The answer must be every line below that contains the string "Nice".

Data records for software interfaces

= Beginning of Section =

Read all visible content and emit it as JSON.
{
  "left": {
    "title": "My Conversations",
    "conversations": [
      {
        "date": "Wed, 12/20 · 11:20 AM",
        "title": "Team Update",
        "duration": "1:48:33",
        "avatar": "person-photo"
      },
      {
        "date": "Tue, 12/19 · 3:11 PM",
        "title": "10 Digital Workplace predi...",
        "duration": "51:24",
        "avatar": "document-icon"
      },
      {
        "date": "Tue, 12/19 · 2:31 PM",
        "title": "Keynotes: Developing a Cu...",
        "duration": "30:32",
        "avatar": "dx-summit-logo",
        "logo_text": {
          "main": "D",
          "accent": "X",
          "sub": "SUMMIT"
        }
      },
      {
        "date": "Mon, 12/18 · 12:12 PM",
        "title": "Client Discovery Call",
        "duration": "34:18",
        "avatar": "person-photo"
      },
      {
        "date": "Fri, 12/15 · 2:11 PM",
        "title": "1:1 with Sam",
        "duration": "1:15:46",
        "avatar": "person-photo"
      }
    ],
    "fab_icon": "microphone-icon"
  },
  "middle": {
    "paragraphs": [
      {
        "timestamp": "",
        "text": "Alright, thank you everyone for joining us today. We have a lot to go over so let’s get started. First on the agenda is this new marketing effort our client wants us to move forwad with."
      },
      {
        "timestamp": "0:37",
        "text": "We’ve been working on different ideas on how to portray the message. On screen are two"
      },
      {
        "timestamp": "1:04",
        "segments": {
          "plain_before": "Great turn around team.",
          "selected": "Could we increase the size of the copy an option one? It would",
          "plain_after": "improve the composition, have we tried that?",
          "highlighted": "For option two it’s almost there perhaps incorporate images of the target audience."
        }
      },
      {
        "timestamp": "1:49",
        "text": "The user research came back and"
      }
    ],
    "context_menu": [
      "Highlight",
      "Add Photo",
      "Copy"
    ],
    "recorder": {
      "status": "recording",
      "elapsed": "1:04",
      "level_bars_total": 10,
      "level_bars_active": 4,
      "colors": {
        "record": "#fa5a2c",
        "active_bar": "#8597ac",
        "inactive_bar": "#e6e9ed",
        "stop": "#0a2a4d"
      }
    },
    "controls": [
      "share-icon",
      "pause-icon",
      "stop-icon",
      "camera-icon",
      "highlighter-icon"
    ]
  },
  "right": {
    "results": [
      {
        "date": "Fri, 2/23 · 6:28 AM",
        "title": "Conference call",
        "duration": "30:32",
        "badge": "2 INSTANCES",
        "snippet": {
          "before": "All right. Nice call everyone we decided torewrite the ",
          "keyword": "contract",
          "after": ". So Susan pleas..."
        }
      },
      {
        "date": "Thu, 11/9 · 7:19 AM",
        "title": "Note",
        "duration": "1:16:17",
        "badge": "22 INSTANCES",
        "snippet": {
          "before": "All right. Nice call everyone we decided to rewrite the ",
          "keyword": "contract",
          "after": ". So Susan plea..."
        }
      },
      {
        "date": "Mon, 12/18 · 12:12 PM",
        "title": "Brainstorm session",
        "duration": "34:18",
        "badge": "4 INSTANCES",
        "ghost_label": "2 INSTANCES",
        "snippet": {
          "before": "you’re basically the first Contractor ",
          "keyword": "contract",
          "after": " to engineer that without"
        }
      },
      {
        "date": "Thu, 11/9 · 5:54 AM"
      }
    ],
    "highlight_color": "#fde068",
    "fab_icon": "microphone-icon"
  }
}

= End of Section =

WRITTEN REPLY —
          "before": "All right. Nice call everyone we decided torewrite the ",
          "before": "All right. Nice call everyone we decided to rewrite the ",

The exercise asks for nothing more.